The UN peacekeeping force that has been stationed in the Democratic Republic of Congo since 2000 is the largest, most expensive such operation in the world, with a current troop strength of 20,000 and an annual cost of $1.5 billion. For most of that period it has been a study in dashed expectations and frustration, focused too often on protecting its own troops instead of the civilians who have borne the brunt of Congo's brutal wars.
This year has brought hints of change. A new Security Council resolution enacted in March 2013 authorized "targeted offensive operations" to neutralize and disarm the dozens of armed militias that have chopped eastern Congo into a patchwork of warring fiefdoms. In June deployments began for a new "Force Intervention Brigade"—3,000 troops in total from Tanzania, South Africa and Malawi. The brigade, and the larger MONUSCO force of which it is part, were charged with making the Security Council's strengthened mandate real.
This summer and fall MONUSCO, to the surprise of many skeptics, began matching the rhetoric with actions on the ground, working with a newly invigorated Congolese army to dislodge and disarm the militias. They focused first on one of the most disruptive, the M23, a militia closely aligned with the government of Rwanda that has occupied key towns along the border and even, briefly, the major city of Goma.

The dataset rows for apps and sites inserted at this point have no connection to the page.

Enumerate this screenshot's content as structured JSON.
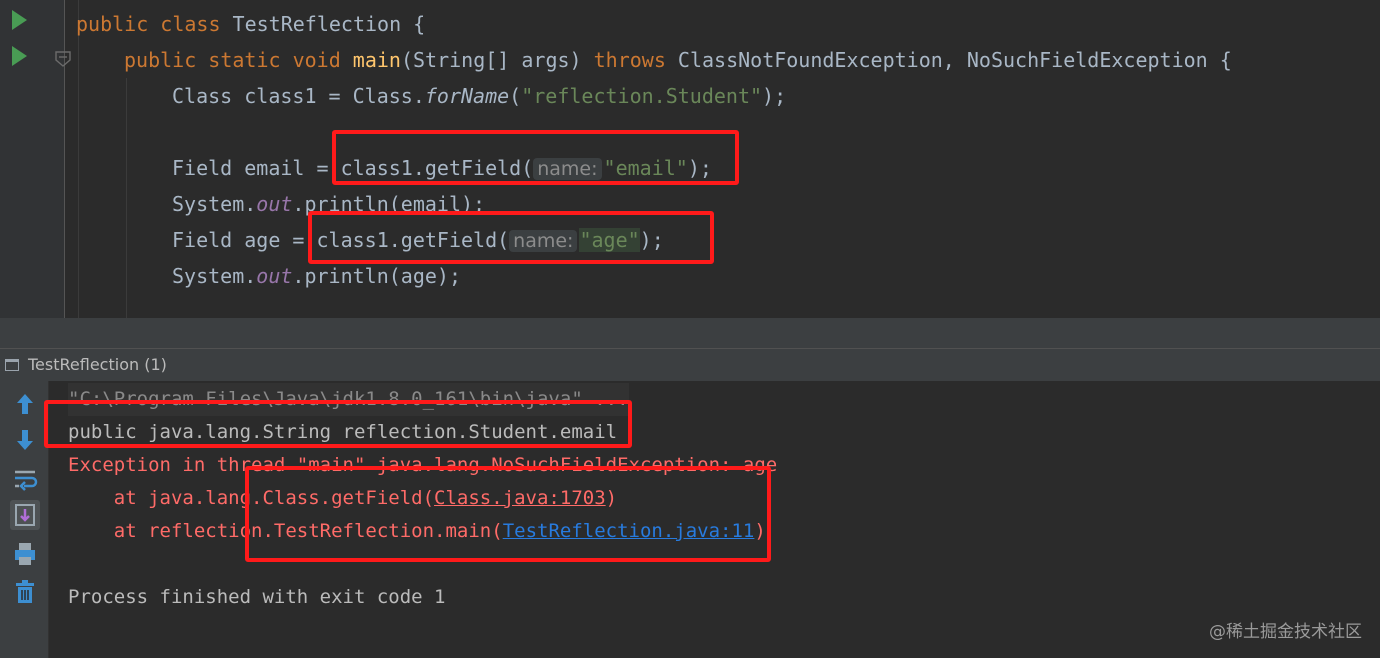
{
  "editor": {
    "line1": {
      "kw": "public class ",
      "name": "TestReflection",
      "rest": " {"
    },
    "line2": {
      "kw": "public static void ",
      "fn": "main",
      "params": "(String[] args) ",
      "throws": "throws",
      "exceptions": " ClassNotFoundException, NoSuchFieldException {"
    },
    "line3": {
      "pre": "Class class1 = Class.",
      "method": "forName",
      "open": "(",
      "str": "\"reflection.Student\"",
      "close": ");"
    },
    "line4": {
      "pre": "Field email = class1.getField(",
      "hint": "name:",
      "str": "\"email\"",
      "close": ");"
    },
    "line5": {
      "pre": "System.",
      "field": "out",
      "post": ".println(email);"
    },
    "line6": {
      "pre": "Field age = class1.getField(",
      "hint": "name:",
      "str": "\"age\"",
      "close": ");"
    },
    "line7": {
      "pre": "System.",
      "field": "out",
      "post": ".println(age);"
    }
  },
  "run_window": {
    "tab_title": "TestReflection (1)",
    "toolbar": [
      "up-arrow-icon",
      "down-arrow-icon",
      "soft-wrap-icon",
      "scroll-to-end-icon",
      "print-icon",
      "trash-icon"
    ]
  },
  "console": {
    "cmd": "\"C:\\Program Files\\Java\\jdk1.8.0_161\\bin\\java\" ...",
    "output": "public java.lang.String reflection.Student.email",
    "exception": "Exception in thread \"main\" java.lang.NoSuchFieldException: age",
    "trace1": {
      "prefix": "    at java.lang.Class.getField(",
      "link": "Class.java:1703",
      "suffix": ")"
    },
    "trace2": {
      "prefix": "    at reflection.TestReflection.main(",
      "link": "TestReflection.java:11",
      "suffix": ")"
    },
    "exit": "Process finished with exit code 1"
  },
  "watermark": "@稀土掘金技术社区",
  "colors": {
    "keyword": "#cc7832",
    "string": "#6a8759",
    "error": "#ff6b68",
    "annotation": "#ff1a1a",
    "link": "#287bde"
  }
}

This project explores the thinking behind the new initiative, through interviews with MONUSCO's military leaders and their counterparts in the Congolese army and government and through reporting on the ground with UN troops. The stakes are high not just for eastern Congo, where two decades of war have cost some 5 million lives, but as a test more generally of the UN's "responsibility to protect" doctrine that in too many places has left people wondering: Whose responsibility? Protecting whom?